Trade marks, colour schemes and distinctive shopfronts: are they protected?
The recent case of Verrocchi v Direct Chemist Outlet Pty Ltd* is an excellent example of “how close is too close?” in trade mark terms. This is particularly so when it comes to businesses protecting their own generic trade marks or co-existing alongside those of a competing business.
This is something on which savvy legal consumers are increasingly taking advice, and there are some key points to take away from the case for all business owners.
Mario Verrochi and Jack Gance (the proprietors of the Chemist Warehouse chain) brought an action against Direct Chemist Outlet for:
- infringing Chemist Warehouse’s trade mark “Is this Australia’s Cheapest Chemist?” with the deceptively similar “Who is Australia’s Cheapest Chemist?” trade mark; and
- misleading or deceptive conduct related to imitating Chemist Warehouse’s visual style and “get-up”, particularly the use of garish yellow signage and decorations.
Trade mark infringement?
Chemist Warehouse’s claim of trade mark infringement overwhelmingly failed. The court held that the trade mark was not distinctive, and that Direct Chemist Outlet’s use of the wording would not have constituted trade mark use anyway. The cross-claim was accepted by the court, and Chemist Warehouse’s trade mark registration was cancelled. To understand why this happened, we must first consider a side-by-side comparison of the marks:
As can be clearly seen, the slogans and their presentation are strikingly similar. It would not be a stretch of the imagination to think that the second is a derivative of the first, and readers placing themselves in the shoes of Mr Verrochi and Mr Gance could surely imagine the alarm that such a similar mark would inspire. But because of the “generic” and “descriptive” nature of the original phrase, it took only an extremely minor variation in the wording and design to avoid infringement.
This highlights one of the major pitfalls when seeking registration of a trade mark: applying for a mark that is too generic and/or descriptive, and therefore does not distinguish the goods or services offered under the trade mark.
Generic terms tend to be common names and categories for a good or service, and descriptive terms are words that describes the nature, type, quantity or kind of a good or service.
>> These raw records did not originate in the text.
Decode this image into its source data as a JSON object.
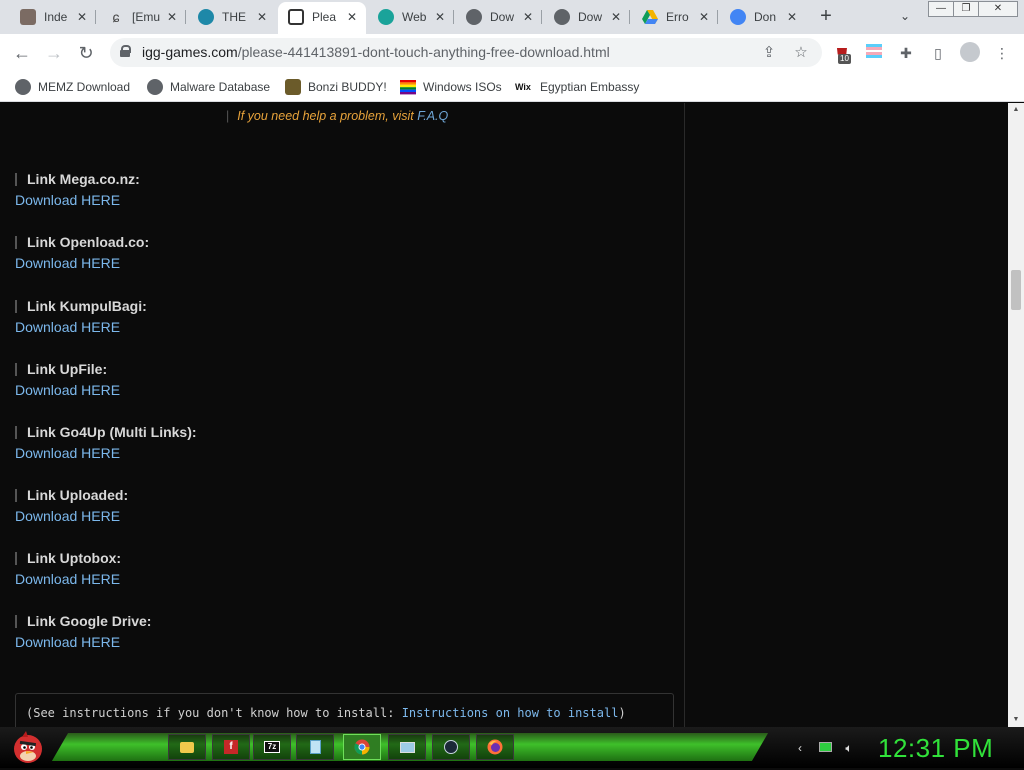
{
  "tabs": [
    {
      "title": "Inde",
      "icon": "page-favicon-icon",
      "color": "#7b6b63"
    },
    {
      "title": "[Emu",
      "icon": "emulator-favicon-icon",
      "color": "#444"
    },
    {
      "title": "THE",
      "icon": "circle-favicon-icon",
      "color": "#1e88a8"
    },
    {
      "title": "Plea",
      "icon": "igg-favicon-icon",
      "color": "#333",
      "active": true
    },
    {
      "title": "Web",
      "icon": "web-favicon-icon",
      "color": "#1aa39a"
    },
    {
      "title": "Dow",
      "icon": "globe-favicon-icon",
      "color": "#5f6368"
    },
    {
      "title": "Dow",
      "icon": "globe-favicon-icon",
      "color": "#5f6368"
    },
    {
      "title": "Erro",
      "icon": "drive-favicon-icon",
      "color": "#f4b400"
    },
    {
      "title": "Don",
      "icon": "google-favicon-icon",
      "color": "#4285f4"
    }
  ],
  "toolbar": {
    "url_host": "igg-games.com",
    "url_path": "/please-441413891-dont-touch-anything-free-download.html",
    "extension_badge": "10"
  },
  "bookmarks": [
    {
      "label": "MEMZ Download",
      "icon": "globe-icon"
    },
    {
      "label": "Malware Database",
      "icon": "globe-icon"
    },
    {
      "label": "Bonzi BUDDY!",
      "icon": "bonzi-icon"
    },
    {
      "label": "Windows ISOs",
      "icon": "rainbow-flag-icon"
    },
    {
      "label": "Egyptian Embassy",
      "icon": "wix-icon"
    }
  ],
  "page": {
    "help_text": "If you need help a problem, visit ",
    "help_link": "F.A.Q",
    "links": [
      {
        "label": "Link Mega.co.nz:",
        "download": "Download HERE"
      },
      {
        "label": "Link Openload.co:",
        "download": "Download HERE"
      },
      {
        "label": "Link KumpulBagi:",
        "download": "Download HERE"
      },
      {
        "label": "Link UpFile:",
        "download": "Download HERE"
      },
      {
        "label": "Link Go4Up (Multi Links):",
        "download": "Download HERE"
      },
      {
        "label": "Link Uploaded:",
        "download": "Download HERE"
      },
      {
        "label": "Link Uptobox:",
        "download": "Download HERE"
      },
      {
        "label": "Link Google Drive:",
        "download": "Download HERE"
      }
    ],
    "instructions_text": "(See instructions if you don't know how to install: ",
    "instructions_link": "Instructions on how to install",
    "instructions_close": ")"
  },
  "taskbar": {
    "clock": "12:31 PM",
    "apps": [
      "file-explorer-icon",
      "flash-icon",
      "7zip-icon",
      "notepad-icon",
      "chrome-icon",
      "remote-desktop-icon",
      "steam-icon",
      "firefox-icon"
    ]
  }
}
A simple example of a generic and descriptive trade mark might be an internet service provider that applies for the word mark “Toowoomba’s Best and Fastest Home Internet”, with such an application almost certainly doomed to fail. Alternatively, an application for the word mark “Doctor Jet’s Home Internet” would have a greater chance of success, due to the novelty of the name and lack of descriptive elements.
Misleading or deceptive conduct?
Chemist Warehouse’s other argument was that the imitation of its get-up would mislead consumers into thinking that there was a connection between itself and Direct Chemist Outlet. You might already be aware of Chemist Warehouse’s bright and garish use of yellow paint on its shopfronts, and the similarly dazzling use of the colour within the store and its catalogues. Direct Chemist Outlet employed a similar colour scheme on its shopfront, in-store and its publications.
However, the assertion made by Chemist Warehouse that this amounted to misleading or deceptive conduct was rejected by the court. Judge Middleton held that the colour yellow has two well established uses in the retail industry: increasing visibility, and denoting cheapness.
He identified several other traders who use a similar colour scheme, (including JB HiFi and Bob Jane T-Mart), and highlighted several differences between the two parties’ external get-ups. Attention was also drawn to the significant differences between the interior layouts employed by the two parties, with Chemist Warehouse opting for a “busy” and “cluttered” warehouse look, as opposed to Direct Chemist Outlet’s more traditional pharmacy design.
What does this mean for business owners?
Business owners and operators should take heed of the following:
- It is difficult to protect a distinctive shopfront or in-store layouts and colour schemes. The level of similarity would need to be truly significant, and it would need to be shown that there was a real intention to mislead or deceive. This is almost always difficult and expensive to prove.
- A registered trade mark is not always a magic bullet against competitors using similar wording or images, as the less distinctive a trade mark is, the smaller your scope of protection gets. Generic and descriptive terms, such as geographical place names (e.g. “Australian Electrical”) or indications of quality or kind (“Cheapest Tyres”), are a recipe for trouble. Even if a generic or descriptive mark makes it through examination, competitors would only need to make minor alterations to the mark in order to avoid infringement. Businesses need to take this into account as part of their IP Strategy and either avoid these types of marks in new branding, or take steps to increase the distinctiveness of their existing ‘generic’ brand so as to retain the brand goodwill.
- It is extremely important to seek good legal advice when considering a trade mark registration. Even though the “Is this Australia’s Cheapest Chemist?” trade mark passed IP Australia’s examination in 2009, its validity was sharply extinguished in court as it was determined that it did not actually fulfil the requirements for registration in the first place. When planning for your IP portfolio, it is always preferable to ensure a trade mark application is designed for maximum defensive coverage as well as maximum registrability.
*  FCA 234